Exercise goal ▸ Find every line in the records below that holds the word "time", and copy it out.

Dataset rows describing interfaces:
====

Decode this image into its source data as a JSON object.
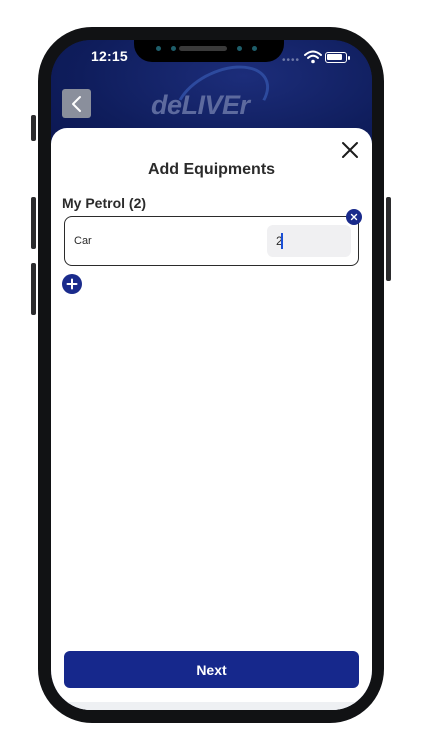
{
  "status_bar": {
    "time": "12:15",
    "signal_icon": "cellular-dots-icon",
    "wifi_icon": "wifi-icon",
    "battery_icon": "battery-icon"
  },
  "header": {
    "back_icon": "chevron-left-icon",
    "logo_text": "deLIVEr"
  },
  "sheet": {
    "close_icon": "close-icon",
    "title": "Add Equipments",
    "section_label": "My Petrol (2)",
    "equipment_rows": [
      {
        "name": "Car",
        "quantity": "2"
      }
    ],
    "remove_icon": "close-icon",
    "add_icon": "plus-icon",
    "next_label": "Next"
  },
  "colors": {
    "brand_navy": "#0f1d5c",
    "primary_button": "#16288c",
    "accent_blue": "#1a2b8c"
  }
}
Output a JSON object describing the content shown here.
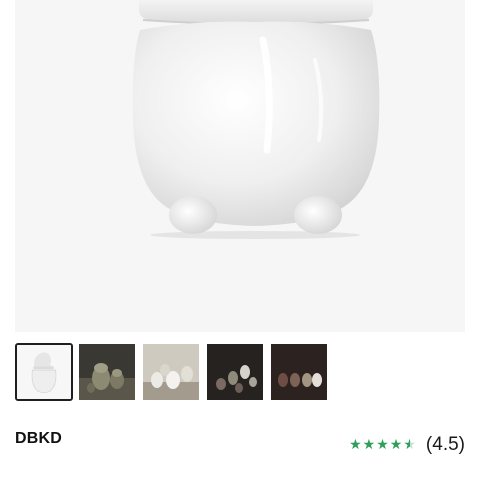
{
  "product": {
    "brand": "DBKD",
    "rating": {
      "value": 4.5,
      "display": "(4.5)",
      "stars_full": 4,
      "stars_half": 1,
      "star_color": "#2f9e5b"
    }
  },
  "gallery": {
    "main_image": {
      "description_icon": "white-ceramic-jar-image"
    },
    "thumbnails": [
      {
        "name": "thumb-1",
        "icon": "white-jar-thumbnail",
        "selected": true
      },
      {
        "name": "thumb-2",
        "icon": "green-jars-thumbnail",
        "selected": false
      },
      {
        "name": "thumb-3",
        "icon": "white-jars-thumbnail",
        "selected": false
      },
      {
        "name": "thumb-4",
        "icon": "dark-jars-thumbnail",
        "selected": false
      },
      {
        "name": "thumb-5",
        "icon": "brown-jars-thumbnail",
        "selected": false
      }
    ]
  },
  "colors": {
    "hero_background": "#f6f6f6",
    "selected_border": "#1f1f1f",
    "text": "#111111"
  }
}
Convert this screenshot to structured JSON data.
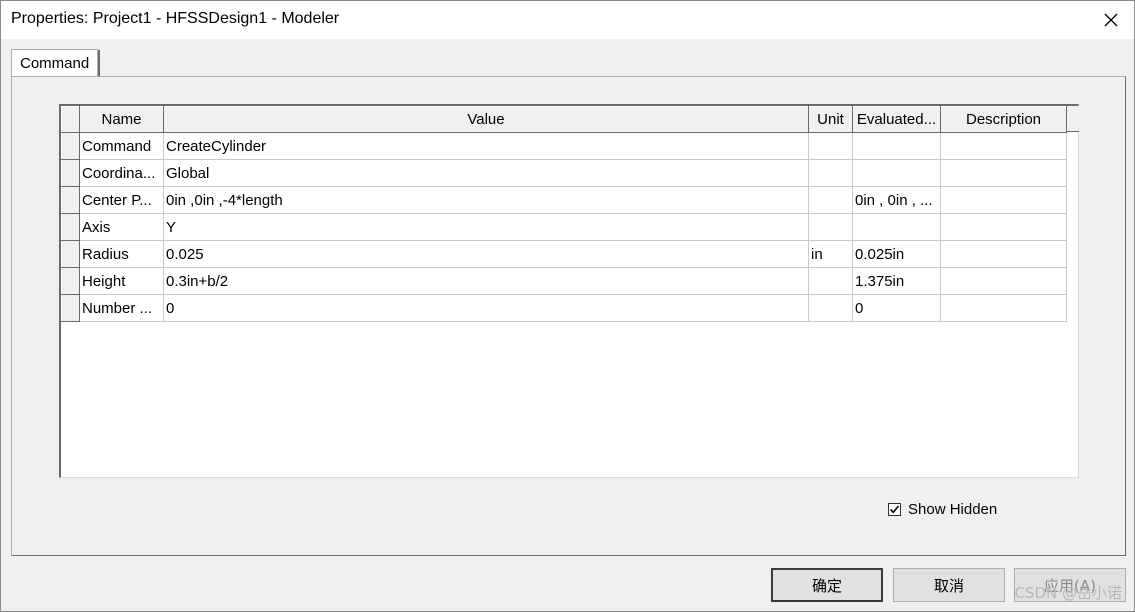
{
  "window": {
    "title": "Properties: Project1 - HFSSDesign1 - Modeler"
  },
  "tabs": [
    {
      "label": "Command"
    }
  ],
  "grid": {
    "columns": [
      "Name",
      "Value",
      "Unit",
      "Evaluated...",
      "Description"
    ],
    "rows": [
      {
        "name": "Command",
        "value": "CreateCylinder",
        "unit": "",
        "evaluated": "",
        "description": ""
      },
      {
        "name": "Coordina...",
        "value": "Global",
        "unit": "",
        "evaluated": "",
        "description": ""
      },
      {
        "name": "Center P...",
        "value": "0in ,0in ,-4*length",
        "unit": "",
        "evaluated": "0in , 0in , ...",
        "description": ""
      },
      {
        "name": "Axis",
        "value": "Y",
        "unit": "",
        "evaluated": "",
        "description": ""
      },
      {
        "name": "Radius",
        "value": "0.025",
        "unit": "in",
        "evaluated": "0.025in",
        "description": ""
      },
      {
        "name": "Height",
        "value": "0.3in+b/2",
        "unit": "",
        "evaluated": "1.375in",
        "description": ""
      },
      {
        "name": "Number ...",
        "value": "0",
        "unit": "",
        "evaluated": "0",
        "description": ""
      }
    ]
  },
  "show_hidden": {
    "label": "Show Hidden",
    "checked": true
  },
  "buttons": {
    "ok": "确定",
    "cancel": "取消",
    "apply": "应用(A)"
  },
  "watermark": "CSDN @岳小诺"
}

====

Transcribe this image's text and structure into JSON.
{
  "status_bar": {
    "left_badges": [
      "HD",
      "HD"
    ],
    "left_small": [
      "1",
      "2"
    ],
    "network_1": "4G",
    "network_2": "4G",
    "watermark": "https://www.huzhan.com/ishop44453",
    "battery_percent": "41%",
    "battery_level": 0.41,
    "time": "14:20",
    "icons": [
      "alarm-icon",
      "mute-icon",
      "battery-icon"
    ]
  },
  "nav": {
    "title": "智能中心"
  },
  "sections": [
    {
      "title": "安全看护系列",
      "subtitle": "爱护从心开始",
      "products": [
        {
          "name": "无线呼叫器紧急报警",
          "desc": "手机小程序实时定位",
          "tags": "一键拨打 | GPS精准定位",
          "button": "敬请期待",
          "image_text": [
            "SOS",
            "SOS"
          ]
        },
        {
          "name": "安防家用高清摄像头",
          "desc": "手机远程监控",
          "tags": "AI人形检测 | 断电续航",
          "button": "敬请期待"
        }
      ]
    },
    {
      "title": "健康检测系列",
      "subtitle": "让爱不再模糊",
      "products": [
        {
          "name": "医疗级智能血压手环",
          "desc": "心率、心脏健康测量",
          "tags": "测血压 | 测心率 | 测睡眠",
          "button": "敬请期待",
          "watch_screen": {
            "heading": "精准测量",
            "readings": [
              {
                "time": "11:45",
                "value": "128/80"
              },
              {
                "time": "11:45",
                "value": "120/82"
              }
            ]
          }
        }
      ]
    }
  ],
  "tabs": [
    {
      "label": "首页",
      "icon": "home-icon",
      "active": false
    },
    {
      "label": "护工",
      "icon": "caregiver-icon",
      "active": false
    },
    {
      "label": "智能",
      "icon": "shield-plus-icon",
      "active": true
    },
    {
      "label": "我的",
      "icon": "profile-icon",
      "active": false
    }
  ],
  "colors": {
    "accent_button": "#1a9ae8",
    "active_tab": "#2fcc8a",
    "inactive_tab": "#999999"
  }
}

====

Reply ▸
    "time": "12:15",
    "time": "14:20",
                "time": "11:45",
                "time": "11:45",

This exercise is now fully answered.